Prompt:
Set down again, exactly and only, the lines from the one that contains "Extract the structured" through the last line of the records below, both included, but not the pictures.

═════ Data for analysis ═════

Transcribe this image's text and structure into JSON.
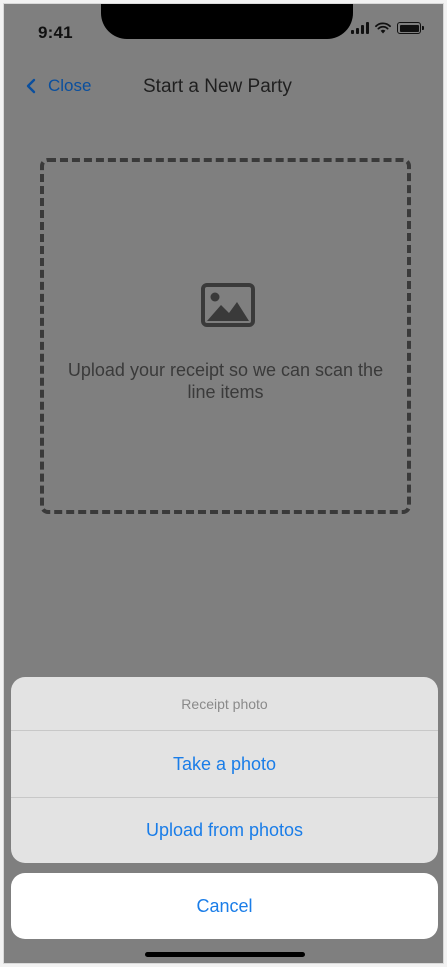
{
  "status_bar": {
    "time": "9:41",
    "icons": [
      "signal-icon",
      "wifi-icon",
      "battery-icon"
    ]
  },
  "nav": {
    "back_label": "Close",
    "title": "Start a New Party",
    "back_icon": "chevron-left-icon"
  },
  "upload": {
    "icon": "image-icon",
    "text": "Upload your receipt so we can scan the line items"
  },
  "action_sheet": {
    "title": "Receipt photo",
    "options": [
      "Take a photo",
      "Upload from photos"
    ],
    "cancel_label": "Cancel"
  },
  "colors": {
    "overlay": "#7f7f7f",
    "action_blue": "#1a7de8",
    "nav_blue": "#0a4f9e"
  }
}
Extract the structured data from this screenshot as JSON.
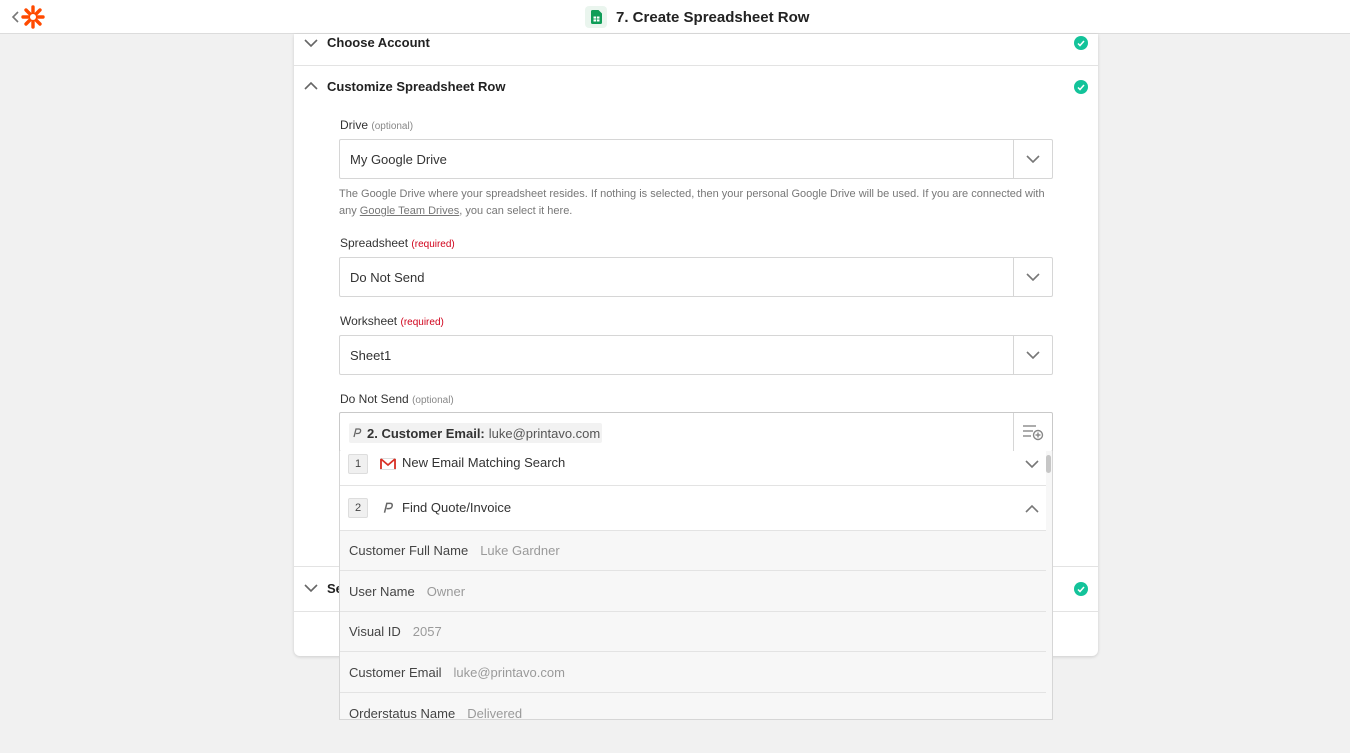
{
  "header": {
    "title": "7. Create Spreadsheet Row"
  },
  "sections": {
    "choose_account": "Choose Account",
    "customize_row": "Customize Spreadsheet Row",
    "bottom_partial": "Se"
  },
  "fields": {
    "drive": {
      "label": "Drive",
      "tag": "(optional)",
      "value": "My Google Drive",
      "help_before": "The Google Drive where your spreadsheet resides. If nothing is selected, then your personal Google Drive will be used. If you are connected with any ",
      "help_link": "Google Team Drives",
      "help_after": ", you can select it here."
    },
    "spreadsheet": {
      "label": "Spreadsheet",
      "tag": "(required)",
      "value": "Do Not Send"
    },
    "worksheet": {
      "label": "Worksheet",
      "tag": "(required)",
      "value": "Sheet1"
    },
    "do_not_send": {
      "label": "Do Not Send",
      "tag": "(optional)",
      "pill_label": "2. Customer Email:",
      "pill_value": "luke@printavo.com"
    }
  },
  "dropdown": {
    "steps": [
      {
        "num": "1",
        "label": "New Email Matching Search",
        "icon": "gmail-icon"
      },
      {
        "num": "2",
        "label": "Find Quote/Invoice",
        "icon": "printavo-icon"
      }
    ],
    "rows": [
      {
        "key": "Customer Full Name",
        "value": "Luke Gardner"
      },
      {
        "key": "User Name",
        "value": "Owner"
      },
      {
        "key": "Visual ID",
        "value": "2057"
      },
      {
        "key": "Customer Email",
        "value": "luke@printavo.com"
      },
      {
        "key": "Orderstatus Name",
        "value": "Delivered"
      }
    ]
  },
  "colors": {
    "brand": "#ff4a00",
    "check": "#13c39a",
    "required": "#d0021b",
    "sheets": "#0f9d58"
  }
}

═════

Reply to the task:
Extract the structured data from this screenshot as JSON.
{
  "header": {
    "title": "7. Create Spreadsheet Row"
  },
  "sections": {
    "choose_account": "Choose Account",
    "customize_row": "Customize Spreadsheet Row",
    "bottom_partial": "Se"
  },
  "fields": {
    "drive": {
      "label": "Drive",
      "tag": "(optional)",
      "value": "My Google Drive",
      "help_before": "The Google Drive where your spreadsheet resides. If nothing is selected, then your personal Google Drive will be used. If you are connected with any ",
      "help_link": "Google Team Drives",
      "help_after": ", you can select it here."
    },
    "spreadsheet": {
      "label": "Spreadsheet",
      "tag": "(required)",
      "value": "Do Not Send"
    },
    "worksheet": {
      "label": "Worksheet",
      "tag": "(required)",
      "value": "Sheet1"
    },
    "do_not_send": {
      "label": "Do Not Send",
      "tag": "(optional)",
      "pill_label": "2. Customer Email:",
      "pill_value": "luke@printavo.com"
    }
  },
  "dropdown": {
    "steps": [
      {
        "num": "1",
        "label": "New Email Matching Search",
        "icon": "gmail-icon"
      },
      {
        "num": "2",
        "label": "Find Quote/Invoice",
        "icon": "printavo-icon"
      }
    ],
    "rows": [
      {
        "key": "Customer Full Name",
        "value": "Luke Gardner"
      },
      {
        "key": "User Name",
        "value": "Owner"
      },
      {
        "key": "Visual ID",
        "value": "2057"
      },
      {
        "key": "Customer Email",
        "value": "luke@printavo.com"
      },
      {
        "key": "Orderstatus Name",
        "value": "Delivered"
      }
    ]
  },
  "colors": {
    "brand": "#ff4a00",
    "check": "#13c39a",
    "required": "#d0021b",
    "sheets": "#0f9d58"
  }
}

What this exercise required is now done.